Any configuration of CD 5 that connects disparate Black communities 200 miles apart will eventually be found in violation in federal courts of violating the 14th Amendment of the U.S. Constitution, state attorneys argued. “What we have then, is the non-diminishment provision of the Florida Constitution running smack dab into the equal protection clause of the federal Constitution,” Jazil said.

The Ansolabehere map that leaves such a seat in place, Jazil argues, will prove to be a disservice to voters.

“The plaintiffs are responding by saying the cake is delicious,” he said. “It’s got wonderful frosting, It comes with a cold glass of milk. But at the end of the day, Your Honor, it’s still half baked cake. You don’t need to eat it.”

But Jasmine Burney-Clark, co-founder of Equal Ground, said Smith’s ruling vindicates concerns of minority advocacy groups. Her organization is one of the plaintiffs behind the state lawsuit.

“When government overreach tries to suppress Black voters, the courts are our last line of defense to preserve justice and equity,” Burney-Clark said. “With today’s decision, we see Judge Smith stating what we have been saying from day one, the Governor’s maps diminish the voting power of Black Floridians violating the Florida Constitution. No Floridian — including Governor DeSantis — is above the law. This is one step forward in the fight to protect Black voters, and we will keep doing everything in our power to ensure our voices are heard.”

Image
Ansolabehere submitted map.

Jacob Ogles

Jacob Ogles has covered politics in Florida since 2000 for regional outlets including SRQ Magazine in Sarasota, The News-Press in Fort Myers and The Daily Commercial in Leesburg. His work has appeared nationally in The Advocate, Wired and other publications. Events like SRQ’s Where The Votes Are workshops made Ogles one of Southwest Florida’s most respected political analysts, and outlets like WWSB ABC 7 and WSRQ Sarasota have featured his insights.
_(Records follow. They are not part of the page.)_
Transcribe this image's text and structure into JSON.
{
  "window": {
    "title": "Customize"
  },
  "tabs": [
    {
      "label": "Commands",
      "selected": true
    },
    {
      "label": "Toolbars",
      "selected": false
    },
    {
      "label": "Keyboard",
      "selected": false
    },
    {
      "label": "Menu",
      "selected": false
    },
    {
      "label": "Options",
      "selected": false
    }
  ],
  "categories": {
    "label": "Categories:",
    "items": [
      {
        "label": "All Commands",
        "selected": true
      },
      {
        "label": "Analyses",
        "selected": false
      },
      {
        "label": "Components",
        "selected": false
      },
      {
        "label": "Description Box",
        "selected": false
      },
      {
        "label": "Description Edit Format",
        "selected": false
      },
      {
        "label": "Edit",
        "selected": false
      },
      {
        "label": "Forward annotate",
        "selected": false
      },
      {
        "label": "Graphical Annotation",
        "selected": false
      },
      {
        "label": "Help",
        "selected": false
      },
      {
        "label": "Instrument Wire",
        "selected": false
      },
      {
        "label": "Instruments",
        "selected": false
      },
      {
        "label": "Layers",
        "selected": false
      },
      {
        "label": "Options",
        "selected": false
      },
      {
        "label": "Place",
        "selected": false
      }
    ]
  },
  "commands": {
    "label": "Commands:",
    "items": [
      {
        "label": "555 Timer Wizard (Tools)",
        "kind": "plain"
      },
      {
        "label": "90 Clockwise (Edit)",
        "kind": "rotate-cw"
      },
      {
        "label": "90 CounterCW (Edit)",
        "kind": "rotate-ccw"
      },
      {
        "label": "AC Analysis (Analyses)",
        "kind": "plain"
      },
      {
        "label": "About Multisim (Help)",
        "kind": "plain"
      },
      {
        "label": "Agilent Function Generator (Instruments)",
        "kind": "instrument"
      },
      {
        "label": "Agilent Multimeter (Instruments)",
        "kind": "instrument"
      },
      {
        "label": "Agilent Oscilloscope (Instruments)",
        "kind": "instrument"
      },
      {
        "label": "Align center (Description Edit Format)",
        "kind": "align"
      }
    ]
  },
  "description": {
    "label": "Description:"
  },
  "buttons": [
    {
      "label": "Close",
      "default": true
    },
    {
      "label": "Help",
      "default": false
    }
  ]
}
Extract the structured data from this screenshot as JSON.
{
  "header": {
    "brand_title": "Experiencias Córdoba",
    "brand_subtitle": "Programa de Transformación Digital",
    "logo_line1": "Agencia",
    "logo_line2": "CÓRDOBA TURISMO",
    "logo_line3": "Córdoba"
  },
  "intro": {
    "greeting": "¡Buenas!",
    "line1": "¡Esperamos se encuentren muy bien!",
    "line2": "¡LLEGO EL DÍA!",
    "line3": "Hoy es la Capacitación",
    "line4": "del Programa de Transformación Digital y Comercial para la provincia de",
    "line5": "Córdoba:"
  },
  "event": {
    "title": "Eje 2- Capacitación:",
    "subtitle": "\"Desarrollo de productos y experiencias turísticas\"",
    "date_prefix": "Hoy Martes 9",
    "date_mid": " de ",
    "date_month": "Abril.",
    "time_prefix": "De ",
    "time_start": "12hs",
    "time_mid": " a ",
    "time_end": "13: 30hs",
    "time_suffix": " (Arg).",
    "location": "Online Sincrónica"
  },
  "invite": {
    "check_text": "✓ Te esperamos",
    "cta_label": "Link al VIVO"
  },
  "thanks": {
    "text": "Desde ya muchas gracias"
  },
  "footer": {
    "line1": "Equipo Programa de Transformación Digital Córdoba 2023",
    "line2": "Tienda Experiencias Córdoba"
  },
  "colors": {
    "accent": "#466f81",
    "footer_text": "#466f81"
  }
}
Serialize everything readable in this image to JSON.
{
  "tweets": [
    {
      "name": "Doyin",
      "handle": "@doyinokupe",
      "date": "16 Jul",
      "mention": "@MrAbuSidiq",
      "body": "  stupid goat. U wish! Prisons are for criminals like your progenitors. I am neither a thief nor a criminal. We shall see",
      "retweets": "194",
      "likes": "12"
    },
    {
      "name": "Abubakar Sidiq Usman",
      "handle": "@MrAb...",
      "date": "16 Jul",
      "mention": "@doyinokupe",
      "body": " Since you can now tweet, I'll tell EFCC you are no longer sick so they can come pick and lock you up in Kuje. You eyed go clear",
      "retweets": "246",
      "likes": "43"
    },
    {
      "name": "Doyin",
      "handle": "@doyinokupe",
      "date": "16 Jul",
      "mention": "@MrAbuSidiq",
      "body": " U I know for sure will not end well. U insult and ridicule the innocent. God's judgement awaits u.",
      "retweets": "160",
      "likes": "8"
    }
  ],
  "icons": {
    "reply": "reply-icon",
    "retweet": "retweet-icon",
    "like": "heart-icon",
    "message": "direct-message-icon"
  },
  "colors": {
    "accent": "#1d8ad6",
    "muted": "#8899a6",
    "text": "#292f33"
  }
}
He can be reached at [email protected]


6 comments

  • Tom

    May 11, 2022 at 2:12 pm

    Just appeal it, what a crock of Adam Schiff!
    State Sup ct and or the Sup Ct may rule on this.
    Talk about taking the most narrowest of views as a judge.

    Reply

    • Tom

      May 11, 2022 at 3:28 pm

      Very, very concerning for a Judge or other elected official that a congressional district is to be “controlled” by any group, that’s highly irregular and disturbing.

      Reply

  • NativeSon44

    May 12, 2022 at 7:58 am

    Need to get to having EVERY county remain together, whatever else may be considered ”fair” by any other policy.

    Reply

  • Matthew Lusk

    May 12, 2022 at 12:51 pm

    Judge Smith really dropped the ball and upheld a previous unconstitutional error on the books. Too much coffee only makes for foolish snap judgements, everybody loses.

    Reply

    • Matthew Lusk

      May 12, 2022 at 12:53 pm

      Well, everybody except North Florida I-Con-Man, Al Lawson.

      Reply

  • Lily Sobotta

    May 16, 2022 at 9:55 am

    Our 3rd District will not be changed will it? Our Congresswoman Kat Cammack is very very Good at her, whitch she takes very seriously plus keeps our district informed, as to what’s going on in DC. I’d Hate to lose her as our representative. I would also less of you Governor Desantis..Please keep this in mind. Thank You

    Reply

Leave a Reply

Your email address will not be published. Required fields are marked *


#FlaPol

Florida Politics is a statewide, new media platform covering campaigns, elections, government, policy, and lobbying in Florida. This platform and all of its content are owned by Extensive Enterprises Media.

Publisher: Peter Schorsch @PeterSchorschFL

Contributors & reporters: Phil Ammann, Jason Delgado, Renzo Downey, Daniel Figueroa, A.G. Gancarski, Anne Geggis, Kelly Hayes, Joe Henderson, Ryan Nicol, Jacob Ogles, Scott Powers, Gray Rohrer, Jesse Scheckner, Christine Sexton, Andrew Wilson, Mike Wright, and Tristan Wood.

Email: [email protected]
Twitter: @PeterSchorschFL
Phone: (727) 642-3162
Address: 204 37th Avenue North #182
St. Petersburg, Florida 33704




Sign up for Sunburn


Categories